On Tuesday, Dan arrived! A big day indeed. Dan has been my tradesman for the last twenty years and has helped with every step of the restoration of my cottage. Now, we’re resuming work on the extension being built. I will see progress on the “new part” this year! Hurray!
In the morning as I was outside waiting for Dan’s blue work van to pull in the driveway, it felt like Father Christmas was on his way… with presents. I knew Dan would accomplish a lot today, so I looked around the yard and took a mental picture…it wouldn’t look like this tonight.
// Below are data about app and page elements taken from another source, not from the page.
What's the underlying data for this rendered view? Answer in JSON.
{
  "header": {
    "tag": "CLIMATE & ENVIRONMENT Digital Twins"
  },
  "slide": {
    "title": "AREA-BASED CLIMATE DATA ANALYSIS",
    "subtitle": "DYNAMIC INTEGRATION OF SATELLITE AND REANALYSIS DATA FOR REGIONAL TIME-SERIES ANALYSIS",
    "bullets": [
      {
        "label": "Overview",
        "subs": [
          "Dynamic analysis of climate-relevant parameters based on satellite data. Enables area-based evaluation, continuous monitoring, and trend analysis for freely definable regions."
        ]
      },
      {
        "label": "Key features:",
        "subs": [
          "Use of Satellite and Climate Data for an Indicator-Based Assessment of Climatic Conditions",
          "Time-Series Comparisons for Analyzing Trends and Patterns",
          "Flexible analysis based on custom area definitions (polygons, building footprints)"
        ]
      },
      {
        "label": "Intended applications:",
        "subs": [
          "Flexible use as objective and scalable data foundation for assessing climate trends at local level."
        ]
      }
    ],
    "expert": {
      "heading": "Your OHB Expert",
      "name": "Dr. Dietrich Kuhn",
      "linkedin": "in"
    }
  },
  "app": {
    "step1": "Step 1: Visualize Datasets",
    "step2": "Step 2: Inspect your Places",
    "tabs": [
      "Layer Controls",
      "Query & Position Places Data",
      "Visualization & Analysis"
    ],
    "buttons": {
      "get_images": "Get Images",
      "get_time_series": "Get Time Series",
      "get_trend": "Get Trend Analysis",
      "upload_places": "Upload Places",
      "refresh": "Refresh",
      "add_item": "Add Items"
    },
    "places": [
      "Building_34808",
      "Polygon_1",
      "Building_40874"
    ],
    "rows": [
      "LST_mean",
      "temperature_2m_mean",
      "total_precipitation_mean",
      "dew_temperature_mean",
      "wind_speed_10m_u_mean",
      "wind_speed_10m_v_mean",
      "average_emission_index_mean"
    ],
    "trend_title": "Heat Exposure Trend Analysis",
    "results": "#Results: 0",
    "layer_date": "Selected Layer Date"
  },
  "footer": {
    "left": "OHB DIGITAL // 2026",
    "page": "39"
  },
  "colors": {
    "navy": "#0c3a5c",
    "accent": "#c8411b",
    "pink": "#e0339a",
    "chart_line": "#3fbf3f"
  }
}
As I looked over the pallet of concrete blocks we’d be working with, it hit me, “No cement.” Sheehan’s Hardware didn’t deliver it with the blocks because it was raining that day. Dan is arriving in five minutes, it’s a beautiful day, and I have no cement.
Just as my pacing along the front of the cottage was wearing a trail, Dan landed. “Dan, they didn’t deliver the cement.”
Dan, being the pro, said, “No worries, Liam. I have two bags in my van…enough to get started.” With that, he sent me to Sheehan’s to get more, but instructed me not to put more than six bags in my car… too much weight.
I was relieved this wouldn’t interfere with production. I was even more pleased when the neighbor lad Mark arrived. I asked him to come down to Nenagh to help haul the cement back up the mountain. “Not a bother, Liam.”
We drove to Sheehan’s straightaway. I explained that I could haul six bags in my car and that I needed the other four bags delivered as soon as possible. One of the three brothers who run the store nodded and said, “Sure thing. Not a bother. Should have them up to you in the next couple of days.”
Loaded with the concrete, Mark and I made our way up the mountain, pulled into the drive and unloaded the six bags of cement. Just as Mark set down the last bag, the Sheehan’s truck pulled in behind us with the four other bags. I sure wish they had thought about telling us that “the next couple of days” would be exactly ten minutes behind me. I could have had the entire load delivered.
Oh well, it was all there. I suspected this speedy service might be a sign of the extreme slowdown in the building trade in Ireland. The thought reminded me how am blessed I am to be working with Dan. While other tradesmen are cursing the government for the economic downturn and signing up for the dole, Dan has as much work as he can handle. During the boom, many of these other tradesmen tarnished their reputations with us “little guys” when they turned down or overcharged for for small jobs like mine. They favored working on the big housing estate projects.
Dan, meanwhile, stuck with his base… people in the area who were making improvements to their homes and farms. He stayed busy during the Celtic Tiger years, and now, with housing estate projects abandoned and a recession sweeping the land, Dan is as busy as ever. It pleases me to see that in the end, good, honest people can come out on top.
Dan worked hard and fast. Mark and I assisted the best we could…mostly trudging wheel barrel loads of cement from the mixer to Dan or keeping a fresh supply of blocks at his side. We were building a block foundation around the addition and will later stack rocks on them to complete a stone facade. I think it’ll be beautiful when it’s done.
There wasn’t a cloud in the sky, and the temperatures were in the 70s (20s C) as we worked. By late afternoon noticeable progress was made, and we stopped for a moment. Dan and Mark took up positions leaning on the septic tank. I ran into the cottage and pulled some beers from the fridge. As the three of sipped the ice cold brews in the sun, Dan christened the area around the septic tank “The Beer Garden.”
“The Beer Garden,” Mark and I repeated. Beer had never tasted so good.
The sun was hanging low in the sky when Dan left. However, with it being summer in Ireland, there was still plenty of daylight left. I was exhausted, yet a bit euphoric. This hard days work brought back memories of the times when I was restoring the old cottage. Long days, tired nights, and everyday a little bit of progress made. There’s an entirely different type of satisfaction from manual labor like this than any other type of work.
I went inside the cottage and as I poured myself a big glass of water, I noticed my cheeks were a bit tingly. I stepped up to the mirror and my face was bright red. A day in the sun had painted my face the color of a lobster.
There was no aloe in my box of supplies… sunburn isn’t a common affliction in Ireland. The best I could do was Sudocrem. I read the label and determined that if it was safe to treat nappy rash, it couldn’t hurt my face tonight. I covered all the redness with the thick, white cream like a mask, and it immediately began to cool down my skin.
I slept well that night.